What to do: Read through the listing below and return only the lines containing "displays".

━━ Source data

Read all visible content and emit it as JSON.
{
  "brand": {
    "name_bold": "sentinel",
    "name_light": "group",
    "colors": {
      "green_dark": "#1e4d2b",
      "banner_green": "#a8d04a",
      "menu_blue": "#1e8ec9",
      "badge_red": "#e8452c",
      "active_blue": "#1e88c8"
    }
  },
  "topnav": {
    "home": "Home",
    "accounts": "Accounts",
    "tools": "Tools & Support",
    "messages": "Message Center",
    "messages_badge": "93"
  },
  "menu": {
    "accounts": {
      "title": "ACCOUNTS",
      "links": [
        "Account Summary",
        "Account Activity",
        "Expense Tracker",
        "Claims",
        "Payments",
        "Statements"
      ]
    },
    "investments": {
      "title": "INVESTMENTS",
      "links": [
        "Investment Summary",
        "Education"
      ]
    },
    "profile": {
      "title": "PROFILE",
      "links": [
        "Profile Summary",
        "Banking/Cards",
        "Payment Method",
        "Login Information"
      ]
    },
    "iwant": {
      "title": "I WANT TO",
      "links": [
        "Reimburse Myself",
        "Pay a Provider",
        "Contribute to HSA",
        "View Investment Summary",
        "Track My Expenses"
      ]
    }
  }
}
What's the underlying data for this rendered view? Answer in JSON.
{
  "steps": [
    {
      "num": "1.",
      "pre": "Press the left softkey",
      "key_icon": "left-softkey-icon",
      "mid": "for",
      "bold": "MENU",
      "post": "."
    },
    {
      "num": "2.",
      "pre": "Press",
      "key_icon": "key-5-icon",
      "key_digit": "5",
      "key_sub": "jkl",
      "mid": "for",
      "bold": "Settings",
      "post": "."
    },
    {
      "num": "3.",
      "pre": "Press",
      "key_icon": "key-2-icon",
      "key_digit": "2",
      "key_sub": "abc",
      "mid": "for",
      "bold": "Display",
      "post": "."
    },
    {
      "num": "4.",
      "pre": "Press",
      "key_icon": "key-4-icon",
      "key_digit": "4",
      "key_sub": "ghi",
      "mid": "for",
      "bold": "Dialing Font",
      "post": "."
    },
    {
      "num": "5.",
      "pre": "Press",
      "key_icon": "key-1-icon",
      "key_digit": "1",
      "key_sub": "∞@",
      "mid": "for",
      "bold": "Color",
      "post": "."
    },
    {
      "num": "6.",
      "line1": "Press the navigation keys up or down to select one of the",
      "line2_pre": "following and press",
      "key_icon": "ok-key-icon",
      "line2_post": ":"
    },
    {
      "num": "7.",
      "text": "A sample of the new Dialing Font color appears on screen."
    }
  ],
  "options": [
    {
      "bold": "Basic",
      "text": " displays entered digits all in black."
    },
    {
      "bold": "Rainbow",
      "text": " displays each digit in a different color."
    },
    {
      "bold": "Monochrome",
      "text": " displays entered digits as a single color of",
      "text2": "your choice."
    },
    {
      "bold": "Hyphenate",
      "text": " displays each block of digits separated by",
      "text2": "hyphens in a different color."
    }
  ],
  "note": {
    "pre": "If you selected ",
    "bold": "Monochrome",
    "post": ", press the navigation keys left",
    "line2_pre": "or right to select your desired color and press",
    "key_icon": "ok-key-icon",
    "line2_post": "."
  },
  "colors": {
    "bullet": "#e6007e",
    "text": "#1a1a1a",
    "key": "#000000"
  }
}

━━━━

Result for this exercise:
      "text": " displays entered digits all in black."
      "text": " displays each digit in a different color."
      "text": " displays entered digits as a single color of",
      "text": " displays each block of digits separated by",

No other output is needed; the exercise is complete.